## Data records

....

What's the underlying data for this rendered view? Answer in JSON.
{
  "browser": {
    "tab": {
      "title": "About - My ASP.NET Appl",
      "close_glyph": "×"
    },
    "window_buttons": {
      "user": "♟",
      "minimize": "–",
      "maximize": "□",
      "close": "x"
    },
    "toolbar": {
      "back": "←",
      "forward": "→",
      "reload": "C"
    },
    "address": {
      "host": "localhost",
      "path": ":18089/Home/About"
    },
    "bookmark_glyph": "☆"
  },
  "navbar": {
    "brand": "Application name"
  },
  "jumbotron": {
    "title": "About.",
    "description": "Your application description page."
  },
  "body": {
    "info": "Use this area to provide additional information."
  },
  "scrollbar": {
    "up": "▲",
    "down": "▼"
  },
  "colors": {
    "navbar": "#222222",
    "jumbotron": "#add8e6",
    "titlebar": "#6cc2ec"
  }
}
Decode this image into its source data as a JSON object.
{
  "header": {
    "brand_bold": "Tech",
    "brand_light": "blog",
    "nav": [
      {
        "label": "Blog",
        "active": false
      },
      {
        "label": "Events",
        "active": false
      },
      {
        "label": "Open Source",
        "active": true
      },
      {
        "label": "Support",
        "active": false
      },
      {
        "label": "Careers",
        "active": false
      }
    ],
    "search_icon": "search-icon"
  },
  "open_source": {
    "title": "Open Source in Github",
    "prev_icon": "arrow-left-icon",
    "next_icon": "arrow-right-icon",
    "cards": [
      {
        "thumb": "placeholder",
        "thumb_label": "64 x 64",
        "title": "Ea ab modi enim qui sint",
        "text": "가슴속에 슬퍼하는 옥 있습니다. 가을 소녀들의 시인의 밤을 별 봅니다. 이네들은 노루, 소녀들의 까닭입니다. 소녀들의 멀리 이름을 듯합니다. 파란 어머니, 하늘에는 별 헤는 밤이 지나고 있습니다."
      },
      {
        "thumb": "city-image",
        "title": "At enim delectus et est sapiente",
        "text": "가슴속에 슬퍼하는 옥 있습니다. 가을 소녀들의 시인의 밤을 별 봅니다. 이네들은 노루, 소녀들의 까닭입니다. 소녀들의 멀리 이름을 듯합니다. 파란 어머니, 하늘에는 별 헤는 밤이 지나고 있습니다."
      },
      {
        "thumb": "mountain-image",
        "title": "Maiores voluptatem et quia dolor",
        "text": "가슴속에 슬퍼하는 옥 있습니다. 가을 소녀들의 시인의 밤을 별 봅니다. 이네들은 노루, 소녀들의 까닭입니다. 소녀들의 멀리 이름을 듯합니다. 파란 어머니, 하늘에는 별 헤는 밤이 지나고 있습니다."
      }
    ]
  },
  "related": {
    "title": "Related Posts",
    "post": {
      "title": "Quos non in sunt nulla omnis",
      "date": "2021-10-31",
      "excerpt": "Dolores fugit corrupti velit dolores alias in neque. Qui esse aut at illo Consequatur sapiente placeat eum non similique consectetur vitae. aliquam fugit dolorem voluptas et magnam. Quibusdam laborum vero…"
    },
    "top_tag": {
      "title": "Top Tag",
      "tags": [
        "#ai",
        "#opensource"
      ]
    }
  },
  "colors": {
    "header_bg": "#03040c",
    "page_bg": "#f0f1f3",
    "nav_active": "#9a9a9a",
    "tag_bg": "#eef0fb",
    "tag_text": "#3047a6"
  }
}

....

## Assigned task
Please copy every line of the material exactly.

## Output of the task
What's the underlying data for this rendered view? Answer in JSON.
{
  "browser": {
    "tab": {
      "title": "About - My ASP.NET Appl",
      "close_glyph": "×"
    },
    "window_buttons": {
      "user": "♟",
      "minimize": "–",
      "maximize": "□",
      "close": "x"
    },
    "toolbar": {
      "back": "←",
      "forward": "→",
      "reload": "C"
    },
    "address": {
      "host": "localhost",
      "path": ":18089/Home/About"
    },
    "bookmark_glyph": "☆"
  },
  "navbar": {
    "brand": "Application name"
  },
  "jumbotron": {
    "title": "About.",
    "description": "Your application description page."
  },
  "body": {
    "info": "Use this area to provide additional information."
  },
  "scrollbar": {
    "up": "▲",
    "down": "▼"
  },
  "colors": {
    "navbar": "#222222",
    "jumbotron": "#add8e6",
    "titlebar": "#6cc2ec"
  }
}
Decode this image into its source data as a JSON object.
{
  "header": {
    "brand_bold": "Tech",
    "brand_light": "blog",
    "nav": [
      {
        "label": "Blog",
        "active": false
      },
      {
        "label": "Events",
        "active": false
      },
      {
        "label": "Open Source",
        "active": true
      },
      {
        "label": "Support",
        "active": false
      },
      {
        "label": "Careers",
        "active": false
      }
    ],
    "search_icon": "search-icon"
  },
  "open_source": {
    "title": "Open Source in Github",
    "prev_icon": "arrow-left-icon",
    "next_icon": "arrow-right-icon",
    "cards": [
      {
        "thumb": "placeholder",
        "thumb_label": "64 x 64",
        "title": "Ea ab modi enim qui sint",
        "text": "가슴속에 슬퍼하는 옥 있습니다. 가을 소녀들의 시인의 밤을 별 봅니다. 이네들은 노루, 소녀들의 까닭입니다. 소녀들의 멀리 이름을 듯합니다. 파란 어머니, 하늘에는 별 헤는 밤이 지나고 있습니다."
      },
      {
        "thumb": "city-image",
        "title": "At enim delectus et est sapiente",
        "text": "가슴속에 슬퍼하는 옥 있습니다. 가을 소녀들의 시인의 밤을 별 봅니다. 이네들은 노루, 소녀들의 까닭입니다. 소녀들의 멀리 이름을 듯합니다. 파란 어머니, 하늘에는 별 헤는 밤이 지나고 있습니다."
      },
      {
        "thumb": "mountain-image",
        "title": "Maiores voluptatem et quia dolor",
        "text": "가슴속에 슬퍼하는 옥 있습니다. 가을 소녀들의 시인의 밤을 별 봅니다. 이네들은 노루, 소녀들의 까닭입니다. 소녀들의 멀리 이름을 듯합니다. 파란 어머니, 하늘에는 별 헤는 밤이 지나고 있습니다."
      }
    ]
  },
  "related": {
    "title": "Related Posts",
    "post": {
      "title": "Quos non in sunt nulla omnis",
      "date": "2021-10-31",
      "excerpt": "Dolores fugit corrupti velit dolores alias in neque. Qui esse aut at illo Consequatur sapiente placeat eum non similique consectetur vitae. aliquam fugit dolorem voluptas et magnam. Quibusdam laborum vero…"
    },
    "top_tag": {
      "title": "Top Tag",
      "tags": [
        "#ai",
        "#opensource"
      ]
    }
  },
  "colors": {
    "header_bg": "#03040c",
    "page_bg": "#f0f1f3",
    "nav_active": "#9a9a9a",
    "tag_bg": "#eef0fb",
    "tag_text": "#3047a6"
  }
}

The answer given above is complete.